(Saved entries)
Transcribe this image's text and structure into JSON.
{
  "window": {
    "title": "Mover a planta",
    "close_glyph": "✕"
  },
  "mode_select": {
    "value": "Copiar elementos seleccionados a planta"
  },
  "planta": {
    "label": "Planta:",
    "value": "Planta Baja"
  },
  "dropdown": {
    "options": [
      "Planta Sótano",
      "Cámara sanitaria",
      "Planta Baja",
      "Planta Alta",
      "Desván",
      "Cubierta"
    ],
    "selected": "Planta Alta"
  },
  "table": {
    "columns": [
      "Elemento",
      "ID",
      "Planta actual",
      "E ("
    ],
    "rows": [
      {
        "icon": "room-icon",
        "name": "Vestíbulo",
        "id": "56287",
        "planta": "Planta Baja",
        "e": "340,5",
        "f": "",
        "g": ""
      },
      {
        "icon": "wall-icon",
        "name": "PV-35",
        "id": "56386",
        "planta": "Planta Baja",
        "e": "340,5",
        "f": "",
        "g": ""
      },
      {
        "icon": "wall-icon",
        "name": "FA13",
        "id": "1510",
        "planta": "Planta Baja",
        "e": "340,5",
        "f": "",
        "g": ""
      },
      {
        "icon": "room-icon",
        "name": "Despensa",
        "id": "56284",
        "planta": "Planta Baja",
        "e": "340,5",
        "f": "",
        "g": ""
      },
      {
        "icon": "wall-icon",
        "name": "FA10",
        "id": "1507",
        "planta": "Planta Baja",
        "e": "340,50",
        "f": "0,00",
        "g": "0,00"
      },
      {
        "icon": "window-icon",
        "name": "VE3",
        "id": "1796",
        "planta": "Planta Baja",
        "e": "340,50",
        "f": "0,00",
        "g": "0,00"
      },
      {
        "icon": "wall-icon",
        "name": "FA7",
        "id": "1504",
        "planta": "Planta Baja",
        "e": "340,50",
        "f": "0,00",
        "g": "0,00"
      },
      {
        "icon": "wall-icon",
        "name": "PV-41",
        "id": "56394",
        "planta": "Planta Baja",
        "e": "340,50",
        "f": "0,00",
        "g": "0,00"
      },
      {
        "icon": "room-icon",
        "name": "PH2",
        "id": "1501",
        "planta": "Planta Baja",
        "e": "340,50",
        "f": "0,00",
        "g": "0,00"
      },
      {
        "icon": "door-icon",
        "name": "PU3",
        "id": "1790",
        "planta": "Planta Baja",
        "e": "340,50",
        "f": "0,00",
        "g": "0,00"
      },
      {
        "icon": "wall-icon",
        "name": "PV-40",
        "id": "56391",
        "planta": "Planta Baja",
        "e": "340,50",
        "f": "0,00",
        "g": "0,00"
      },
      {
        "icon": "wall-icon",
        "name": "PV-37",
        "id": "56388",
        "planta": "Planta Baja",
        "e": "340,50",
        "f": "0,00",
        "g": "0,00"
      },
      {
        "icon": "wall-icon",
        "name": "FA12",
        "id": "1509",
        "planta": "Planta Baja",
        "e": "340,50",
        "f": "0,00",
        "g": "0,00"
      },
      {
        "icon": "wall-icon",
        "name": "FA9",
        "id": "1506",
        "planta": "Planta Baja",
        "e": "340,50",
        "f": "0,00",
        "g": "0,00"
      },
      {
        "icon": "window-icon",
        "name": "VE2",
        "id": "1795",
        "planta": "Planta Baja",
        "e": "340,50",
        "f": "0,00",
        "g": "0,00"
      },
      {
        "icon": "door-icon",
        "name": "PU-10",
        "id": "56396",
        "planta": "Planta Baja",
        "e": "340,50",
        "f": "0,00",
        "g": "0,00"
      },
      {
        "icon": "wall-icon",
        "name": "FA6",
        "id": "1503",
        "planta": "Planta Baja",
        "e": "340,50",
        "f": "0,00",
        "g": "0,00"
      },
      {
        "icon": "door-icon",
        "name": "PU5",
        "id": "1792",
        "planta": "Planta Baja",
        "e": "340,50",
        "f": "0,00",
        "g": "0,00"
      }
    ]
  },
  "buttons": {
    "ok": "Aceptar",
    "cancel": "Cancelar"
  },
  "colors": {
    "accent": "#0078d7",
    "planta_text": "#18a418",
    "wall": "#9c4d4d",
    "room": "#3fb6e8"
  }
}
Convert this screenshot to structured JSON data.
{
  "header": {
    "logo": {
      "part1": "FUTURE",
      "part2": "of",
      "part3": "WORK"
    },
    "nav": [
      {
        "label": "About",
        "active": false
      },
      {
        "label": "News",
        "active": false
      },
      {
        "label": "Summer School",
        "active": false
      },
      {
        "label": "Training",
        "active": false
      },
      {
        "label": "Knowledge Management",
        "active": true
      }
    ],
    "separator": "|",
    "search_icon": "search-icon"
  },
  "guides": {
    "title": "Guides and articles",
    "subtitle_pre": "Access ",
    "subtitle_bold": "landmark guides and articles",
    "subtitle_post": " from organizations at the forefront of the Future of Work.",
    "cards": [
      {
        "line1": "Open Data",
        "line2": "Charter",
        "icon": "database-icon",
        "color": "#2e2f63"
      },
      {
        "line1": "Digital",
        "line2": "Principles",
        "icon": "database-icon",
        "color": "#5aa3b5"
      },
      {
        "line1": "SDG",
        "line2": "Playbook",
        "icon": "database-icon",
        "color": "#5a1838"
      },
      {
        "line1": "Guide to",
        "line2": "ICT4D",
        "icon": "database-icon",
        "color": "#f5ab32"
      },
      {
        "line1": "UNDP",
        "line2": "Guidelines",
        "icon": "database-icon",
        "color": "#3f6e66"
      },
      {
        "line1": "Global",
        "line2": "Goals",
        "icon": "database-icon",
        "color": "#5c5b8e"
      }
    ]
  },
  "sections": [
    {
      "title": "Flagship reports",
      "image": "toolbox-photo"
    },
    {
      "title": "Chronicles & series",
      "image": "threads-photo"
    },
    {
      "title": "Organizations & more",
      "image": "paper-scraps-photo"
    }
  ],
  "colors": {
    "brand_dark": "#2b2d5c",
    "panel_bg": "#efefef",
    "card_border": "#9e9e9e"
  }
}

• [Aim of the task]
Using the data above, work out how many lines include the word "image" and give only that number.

• [Your response]
4